Exercise goal:
Filter the entries below, keeping every line that has the word "state".

START Extracted information

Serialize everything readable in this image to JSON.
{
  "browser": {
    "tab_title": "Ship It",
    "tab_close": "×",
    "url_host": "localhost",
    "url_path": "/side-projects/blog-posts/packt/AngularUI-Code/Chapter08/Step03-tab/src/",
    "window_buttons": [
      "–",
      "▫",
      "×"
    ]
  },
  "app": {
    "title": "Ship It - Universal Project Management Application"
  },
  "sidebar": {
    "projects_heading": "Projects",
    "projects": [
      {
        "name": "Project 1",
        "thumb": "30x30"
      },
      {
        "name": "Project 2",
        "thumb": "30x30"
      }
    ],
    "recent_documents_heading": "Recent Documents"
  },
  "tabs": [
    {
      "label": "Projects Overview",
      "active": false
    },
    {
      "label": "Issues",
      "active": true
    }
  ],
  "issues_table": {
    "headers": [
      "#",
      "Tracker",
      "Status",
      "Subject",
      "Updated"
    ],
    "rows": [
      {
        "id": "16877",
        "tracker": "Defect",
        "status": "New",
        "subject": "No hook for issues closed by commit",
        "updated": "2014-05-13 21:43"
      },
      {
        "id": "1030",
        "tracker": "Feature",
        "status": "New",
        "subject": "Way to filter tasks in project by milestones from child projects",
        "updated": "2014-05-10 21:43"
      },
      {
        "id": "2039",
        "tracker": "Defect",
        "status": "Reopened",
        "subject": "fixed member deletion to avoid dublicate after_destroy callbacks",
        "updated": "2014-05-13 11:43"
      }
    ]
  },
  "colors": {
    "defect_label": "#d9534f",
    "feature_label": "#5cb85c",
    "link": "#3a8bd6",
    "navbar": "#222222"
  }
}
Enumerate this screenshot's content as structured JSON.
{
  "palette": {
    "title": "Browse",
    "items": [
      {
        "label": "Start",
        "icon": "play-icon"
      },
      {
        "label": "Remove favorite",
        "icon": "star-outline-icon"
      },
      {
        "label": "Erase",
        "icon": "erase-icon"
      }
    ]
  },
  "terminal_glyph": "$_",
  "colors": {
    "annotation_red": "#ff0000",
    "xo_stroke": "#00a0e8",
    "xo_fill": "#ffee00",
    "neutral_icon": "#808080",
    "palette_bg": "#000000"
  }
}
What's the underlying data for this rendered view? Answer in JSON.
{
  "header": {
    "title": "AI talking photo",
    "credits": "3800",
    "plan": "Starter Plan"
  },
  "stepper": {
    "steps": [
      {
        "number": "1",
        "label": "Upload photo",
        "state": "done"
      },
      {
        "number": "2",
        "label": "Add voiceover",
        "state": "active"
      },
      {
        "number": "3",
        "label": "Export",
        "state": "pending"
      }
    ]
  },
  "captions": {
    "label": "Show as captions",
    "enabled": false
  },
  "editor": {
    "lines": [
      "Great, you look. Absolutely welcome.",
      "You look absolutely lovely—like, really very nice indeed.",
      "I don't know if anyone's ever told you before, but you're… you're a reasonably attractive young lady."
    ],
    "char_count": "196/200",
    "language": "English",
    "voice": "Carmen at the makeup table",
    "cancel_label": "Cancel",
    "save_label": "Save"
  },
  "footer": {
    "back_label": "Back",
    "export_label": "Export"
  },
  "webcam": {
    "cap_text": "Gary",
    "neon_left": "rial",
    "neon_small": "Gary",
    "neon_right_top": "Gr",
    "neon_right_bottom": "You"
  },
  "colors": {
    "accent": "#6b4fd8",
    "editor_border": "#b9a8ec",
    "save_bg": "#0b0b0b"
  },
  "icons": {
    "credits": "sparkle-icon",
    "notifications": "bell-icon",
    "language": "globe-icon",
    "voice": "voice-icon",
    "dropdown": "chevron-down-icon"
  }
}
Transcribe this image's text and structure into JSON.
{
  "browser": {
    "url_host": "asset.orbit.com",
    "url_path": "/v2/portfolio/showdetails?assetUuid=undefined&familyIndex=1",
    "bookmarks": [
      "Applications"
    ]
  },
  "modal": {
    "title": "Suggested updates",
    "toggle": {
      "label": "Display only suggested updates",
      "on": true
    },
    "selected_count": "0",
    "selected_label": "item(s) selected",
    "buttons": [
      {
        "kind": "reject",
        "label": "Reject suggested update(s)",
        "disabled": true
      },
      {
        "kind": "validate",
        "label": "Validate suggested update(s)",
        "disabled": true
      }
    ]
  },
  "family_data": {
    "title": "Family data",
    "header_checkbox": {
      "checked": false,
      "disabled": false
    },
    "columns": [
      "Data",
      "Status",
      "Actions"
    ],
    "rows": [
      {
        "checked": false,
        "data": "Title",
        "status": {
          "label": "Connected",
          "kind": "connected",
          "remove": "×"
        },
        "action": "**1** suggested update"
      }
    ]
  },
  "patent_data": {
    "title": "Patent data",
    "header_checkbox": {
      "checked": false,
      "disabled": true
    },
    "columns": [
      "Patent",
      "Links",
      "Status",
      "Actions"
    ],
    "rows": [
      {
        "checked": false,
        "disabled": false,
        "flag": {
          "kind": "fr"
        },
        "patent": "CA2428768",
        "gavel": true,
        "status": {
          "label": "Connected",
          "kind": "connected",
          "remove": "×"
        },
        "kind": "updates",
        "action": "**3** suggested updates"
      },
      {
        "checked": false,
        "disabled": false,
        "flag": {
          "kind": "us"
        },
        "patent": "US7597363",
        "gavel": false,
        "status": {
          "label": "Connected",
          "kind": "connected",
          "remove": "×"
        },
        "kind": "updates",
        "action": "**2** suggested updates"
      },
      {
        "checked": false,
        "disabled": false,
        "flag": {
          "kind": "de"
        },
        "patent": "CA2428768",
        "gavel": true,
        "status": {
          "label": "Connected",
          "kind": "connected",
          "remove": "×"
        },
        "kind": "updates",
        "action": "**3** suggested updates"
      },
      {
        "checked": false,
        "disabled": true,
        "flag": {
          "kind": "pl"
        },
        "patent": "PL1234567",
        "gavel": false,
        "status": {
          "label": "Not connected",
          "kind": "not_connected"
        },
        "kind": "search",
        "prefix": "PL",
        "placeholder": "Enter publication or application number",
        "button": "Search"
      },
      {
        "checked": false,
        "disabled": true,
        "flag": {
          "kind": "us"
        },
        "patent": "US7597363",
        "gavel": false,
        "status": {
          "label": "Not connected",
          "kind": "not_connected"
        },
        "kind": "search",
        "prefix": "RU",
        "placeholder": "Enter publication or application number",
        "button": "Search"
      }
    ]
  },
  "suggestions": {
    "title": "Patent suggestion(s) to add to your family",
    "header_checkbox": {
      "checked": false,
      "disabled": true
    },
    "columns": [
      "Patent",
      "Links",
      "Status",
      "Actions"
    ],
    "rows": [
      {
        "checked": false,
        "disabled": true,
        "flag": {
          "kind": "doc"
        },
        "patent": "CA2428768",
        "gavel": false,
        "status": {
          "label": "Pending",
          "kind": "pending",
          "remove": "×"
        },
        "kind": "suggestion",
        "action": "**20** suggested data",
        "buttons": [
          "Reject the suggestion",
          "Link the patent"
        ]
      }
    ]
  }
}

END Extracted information

Solved problem:
        "state": "done"
        "state": "active"
        "state": "pending"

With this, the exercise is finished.